ARLINGTON — Six acres directly across Center Street from the University of Texas at Arlington’s College Park development have been targeted for a campus expansion in a bill passed by the Texas Legislature.Gov. Rick Perry signed a bill June 14 giving the university permission to buy land within a 6.13-acre tract between East Third and Mitchell streets and Center and Mesquite streets if the property comes up for sale. The university cannot use eminent domain to acquire the land, and any deal would need approval from the University of Texas System board of regents.“We want this area to eventually complement the College Park District,” said Kristin Sullivan, a UTA spokeswoman.The defined area was established as a compromise between UTA and the Heart of Arlington Neighborhood Association. When Rep. Diane Patrick, R-Arlington, introduced the bill at UTA’s request, the proposed expansion area included about four more blocks to the north, using UTA Boulevard as the northern boundary.Grace Darling, president of the neighborhood association, said her group was never told by the university or Patrick’s office about the proposed legislation.

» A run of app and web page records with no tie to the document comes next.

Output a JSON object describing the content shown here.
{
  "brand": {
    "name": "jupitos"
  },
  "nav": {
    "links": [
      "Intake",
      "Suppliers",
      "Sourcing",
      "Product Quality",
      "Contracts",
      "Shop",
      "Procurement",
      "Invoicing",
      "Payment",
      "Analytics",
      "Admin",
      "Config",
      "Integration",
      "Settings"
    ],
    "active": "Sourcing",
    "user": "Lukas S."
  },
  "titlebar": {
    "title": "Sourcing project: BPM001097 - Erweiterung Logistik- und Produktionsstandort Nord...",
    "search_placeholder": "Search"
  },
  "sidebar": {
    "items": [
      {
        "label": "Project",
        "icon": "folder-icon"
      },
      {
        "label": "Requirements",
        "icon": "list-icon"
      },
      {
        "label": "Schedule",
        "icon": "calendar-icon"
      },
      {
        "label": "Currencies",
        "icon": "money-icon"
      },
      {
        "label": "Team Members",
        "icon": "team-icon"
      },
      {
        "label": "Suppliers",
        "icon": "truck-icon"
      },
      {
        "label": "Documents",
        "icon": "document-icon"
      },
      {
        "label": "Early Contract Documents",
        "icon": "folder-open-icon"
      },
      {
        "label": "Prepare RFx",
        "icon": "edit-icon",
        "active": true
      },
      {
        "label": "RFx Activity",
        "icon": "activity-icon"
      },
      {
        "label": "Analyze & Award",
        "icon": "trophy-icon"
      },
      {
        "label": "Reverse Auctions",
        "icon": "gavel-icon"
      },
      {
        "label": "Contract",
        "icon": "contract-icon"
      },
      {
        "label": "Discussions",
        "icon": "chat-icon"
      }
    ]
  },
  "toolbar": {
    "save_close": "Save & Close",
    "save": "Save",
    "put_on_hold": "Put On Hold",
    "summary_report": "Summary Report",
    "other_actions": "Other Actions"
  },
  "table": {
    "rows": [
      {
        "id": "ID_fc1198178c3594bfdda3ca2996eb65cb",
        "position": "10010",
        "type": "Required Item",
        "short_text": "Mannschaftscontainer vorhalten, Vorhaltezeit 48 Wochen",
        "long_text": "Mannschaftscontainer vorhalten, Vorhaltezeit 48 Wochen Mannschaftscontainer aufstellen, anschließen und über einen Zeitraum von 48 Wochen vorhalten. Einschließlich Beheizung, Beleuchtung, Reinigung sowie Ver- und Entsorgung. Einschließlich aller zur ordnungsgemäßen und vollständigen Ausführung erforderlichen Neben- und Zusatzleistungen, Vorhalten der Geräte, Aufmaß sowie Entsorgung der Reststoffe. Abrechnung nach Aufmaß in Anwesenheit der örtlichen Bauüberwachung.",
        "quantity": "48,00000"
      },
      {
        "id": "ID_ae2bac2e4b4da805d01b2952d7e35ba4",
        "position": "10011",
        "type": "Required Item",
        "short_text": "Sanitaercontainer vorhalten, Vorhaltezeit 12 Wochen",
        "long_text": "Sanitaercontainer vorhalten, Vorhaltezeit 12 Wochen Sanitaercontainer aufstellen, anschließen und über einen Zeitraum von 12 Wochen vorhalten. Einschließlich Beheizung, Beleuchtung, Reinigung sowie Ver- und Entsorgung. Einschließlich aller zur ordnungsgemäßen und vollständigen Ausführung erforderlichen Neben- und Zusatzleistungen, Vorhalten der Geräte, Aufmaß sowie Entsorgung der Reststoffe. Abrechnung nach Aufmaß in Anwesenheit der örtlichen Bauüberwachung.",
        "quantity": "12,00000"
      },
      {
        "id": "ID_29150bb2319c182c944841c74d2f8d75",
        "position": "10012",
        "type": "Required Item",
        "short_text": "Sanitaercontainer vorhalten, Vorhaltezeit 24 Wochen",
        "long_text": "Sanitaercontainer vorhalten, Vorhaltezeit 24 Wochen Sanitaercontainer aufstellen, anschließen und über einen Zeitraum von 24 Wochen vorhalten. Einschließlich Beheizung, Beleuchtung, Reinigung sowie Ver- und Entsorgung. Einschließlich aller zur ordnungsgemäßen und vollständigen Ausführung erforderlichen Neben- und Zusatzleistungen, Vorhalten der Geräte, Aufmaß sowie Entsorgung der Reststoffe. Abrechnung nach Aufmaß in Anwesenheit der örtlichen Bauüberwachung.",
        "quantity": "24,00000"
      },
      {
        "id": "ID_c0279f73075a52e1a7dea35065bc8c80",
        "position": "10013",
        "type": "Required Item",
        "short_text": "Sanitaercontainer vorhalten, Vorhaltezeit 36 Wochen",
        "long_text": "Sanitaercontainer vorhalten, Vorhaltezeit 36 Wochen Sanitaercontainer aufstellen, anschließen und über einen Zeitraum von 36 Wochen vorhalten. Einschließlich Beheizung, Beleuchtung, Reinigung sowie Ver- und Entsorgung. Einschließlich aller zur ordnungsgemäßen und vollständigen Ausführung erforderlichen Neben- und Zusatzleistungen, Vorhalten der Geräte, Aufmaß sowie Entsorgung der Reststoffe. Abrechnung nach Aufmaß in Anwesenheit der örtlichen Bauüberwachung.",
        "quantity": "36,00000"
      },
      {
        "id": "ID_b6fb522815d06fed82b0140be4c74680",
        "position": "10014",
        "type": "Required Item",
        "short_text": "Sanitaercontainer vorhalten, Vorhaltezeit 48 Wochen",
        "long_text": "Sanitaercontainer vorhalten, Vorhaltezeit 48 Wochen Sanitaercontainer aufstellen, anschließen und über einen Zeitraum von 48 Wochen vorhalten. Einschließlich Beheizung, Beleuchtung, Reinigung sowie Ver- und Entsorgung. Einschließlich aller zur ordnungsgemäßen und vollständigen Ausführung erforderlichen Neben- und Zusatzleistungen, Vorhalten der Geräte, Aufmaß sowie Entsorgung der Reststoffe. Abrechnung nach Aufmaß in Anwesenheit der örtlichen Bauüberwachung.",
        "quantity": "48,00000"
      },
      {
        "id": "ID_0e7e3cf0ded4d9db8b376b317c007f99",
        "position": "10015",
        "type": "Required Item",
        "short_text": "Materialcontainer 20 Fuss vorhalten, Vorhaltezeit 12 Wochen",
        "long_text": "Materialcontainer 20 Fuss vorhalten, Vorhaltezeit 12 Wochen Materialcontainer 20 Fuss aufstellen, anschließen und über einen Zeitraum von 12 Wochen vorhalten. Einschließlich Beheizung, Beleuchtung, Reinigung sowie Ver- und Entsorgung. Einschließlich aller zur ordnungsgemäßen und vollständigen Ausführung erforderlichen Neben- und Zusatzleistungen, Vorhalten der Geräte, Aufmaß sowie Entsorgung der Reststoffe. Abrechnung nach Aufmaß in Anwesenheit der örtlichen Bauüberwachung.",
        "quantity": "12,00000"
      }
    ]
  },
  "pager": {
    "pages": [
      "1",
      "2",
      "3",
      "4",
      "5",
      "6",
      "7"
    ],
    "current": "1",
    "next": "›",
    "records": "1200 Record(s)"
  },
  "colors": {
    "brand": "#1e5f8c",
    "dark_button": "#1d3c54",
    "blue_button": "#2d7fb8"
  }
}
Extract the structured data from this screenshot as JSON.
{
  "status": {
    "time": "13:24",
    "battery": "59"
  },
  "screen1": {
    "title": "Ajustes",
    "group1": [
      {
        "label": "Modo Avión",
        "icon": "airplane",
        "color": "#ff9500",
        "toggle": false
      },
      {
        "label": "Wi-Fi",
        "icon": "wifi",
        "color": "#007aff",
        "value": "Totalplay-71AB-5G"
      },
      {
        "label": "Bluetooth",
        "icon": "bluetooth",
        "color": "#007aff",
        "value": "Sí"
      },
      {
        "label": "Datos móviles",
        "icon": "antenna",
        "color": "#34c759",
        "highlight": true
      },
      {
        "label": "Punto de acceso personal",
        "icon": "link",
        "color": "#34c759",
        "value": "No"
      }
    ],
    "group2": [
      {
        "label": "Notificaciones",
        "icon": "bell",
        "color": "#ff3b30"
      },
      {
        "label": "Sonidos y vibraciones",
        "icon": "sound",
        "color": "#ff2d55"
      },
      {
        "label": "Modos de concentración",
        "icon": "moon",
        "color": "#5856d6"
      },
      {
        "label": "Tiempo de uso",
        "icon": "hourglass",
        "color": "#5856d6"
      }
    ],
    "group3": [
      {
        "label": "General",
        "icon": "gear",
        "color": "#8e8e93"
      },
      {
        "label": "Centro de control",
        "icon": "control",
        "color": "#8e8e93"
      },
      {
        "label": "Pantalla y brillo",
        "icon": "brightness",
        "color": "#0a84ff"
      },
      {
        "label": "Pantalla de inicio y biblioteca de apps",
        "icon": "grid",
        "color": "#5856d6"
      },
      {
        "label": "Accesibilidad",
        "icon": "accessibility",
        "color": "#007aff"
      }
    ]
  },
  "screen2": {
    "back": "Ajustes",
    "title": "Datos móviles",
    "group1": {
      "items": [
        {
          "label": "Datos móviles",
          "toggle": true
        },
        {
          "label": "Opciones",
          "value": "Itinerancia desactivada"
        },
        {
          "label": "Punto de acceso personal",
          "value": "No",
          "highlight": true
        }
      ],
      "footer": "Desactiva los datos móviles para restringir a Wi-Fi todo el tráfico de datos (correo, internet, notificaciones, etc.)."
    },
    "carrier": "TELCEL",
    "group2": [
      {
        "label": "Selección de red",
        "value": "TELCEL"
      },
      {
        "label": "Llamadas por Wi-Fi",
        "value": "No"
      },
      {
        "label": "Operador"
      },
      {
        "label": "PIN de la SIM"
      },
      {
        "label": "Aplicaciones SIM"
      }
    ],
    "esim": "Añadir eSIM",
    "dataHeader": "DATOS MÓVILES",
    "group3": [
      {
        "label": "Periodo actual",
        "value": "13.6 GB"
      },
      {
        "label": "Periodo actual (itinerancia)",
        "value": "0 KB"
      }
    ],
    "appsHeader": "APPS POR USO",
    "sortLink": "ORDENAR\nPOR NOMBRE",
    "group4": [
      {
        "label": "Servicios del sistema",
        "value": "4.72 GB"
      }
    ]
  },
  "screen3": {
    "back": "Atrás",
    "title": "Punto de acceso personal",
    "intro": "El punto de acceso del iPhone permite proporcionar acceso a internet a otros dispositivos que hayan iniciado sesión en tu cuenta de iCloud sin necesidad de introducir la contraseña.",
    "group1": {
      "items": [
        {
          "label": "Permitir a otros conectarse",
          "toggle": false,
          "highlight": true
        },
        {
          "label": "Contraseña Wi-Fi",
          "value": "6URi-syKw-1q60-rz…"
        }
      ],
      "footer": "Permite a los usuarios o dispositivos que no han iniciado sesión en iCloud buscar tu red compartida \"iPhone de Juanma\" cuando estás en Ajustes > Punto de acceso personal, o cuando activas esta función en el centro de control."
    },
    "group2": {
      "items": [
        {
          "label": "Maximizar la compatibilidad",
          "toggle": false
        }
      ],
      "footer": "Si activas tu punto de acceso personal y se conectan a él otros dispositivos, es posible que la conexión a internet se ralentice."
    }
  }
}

Only when someone alerted the association about the bill did the group become involved, she said.“Steam was coming out of my ears,” Darling said. “It was done without consulting us.”The original bill included an area that is part of the city-designated South Center Historic District and contains some of the city’s oldest and best-preserved homes. One home is a two-story Victorian on East First Street that dates to the 1890s and may be the oldest house in Arlington, Darling said.“It’s just a work of art,” she said. Darling said she called UTA officials and worked out a compromise. The change was made before the bill was moved out of committee and voted on by the House and Senate. Those approvals came before the UT board’s May meeting.“It was all very amicable,” Darling said. “They were happy to accept this compromise. From our point of view, it was successful.” John Hall, UTA vice president for administration and campus operation, said the university was aware of the historic designation on properties on the east side of Center Street but did not realize that it extended to East Third Street. UTA reached out to a group of neighbors representing the Heart of Arlington Neighborhood Association and the Arlington Historical Society, he said.“We believe we all worked effectively as a group and developed an approach or solution that everyone agreed with,” Hall said.The land now within the designated area has mostly rental homes and apartments that have “suffered tremendously,” Darling said.According to a UT board report in May, “the area has several older apartments that are past their useful life expectancies.” In February 2012, UTA opened its $78 million, 7,000-seat College Park special-events center. About six months later, the $82 million College Park District residential, retail and restaurant development opened next door.In May, the UT board approved the change to the university’s master plan to include the 6.13-acre tract. The plan, adopted in 2000, is used to guide the school’s long-term needs. UTA’s campus occupies about 430 acres.
Sandra Baker, 817-390-7727 Twitter: @SandraBakerFWST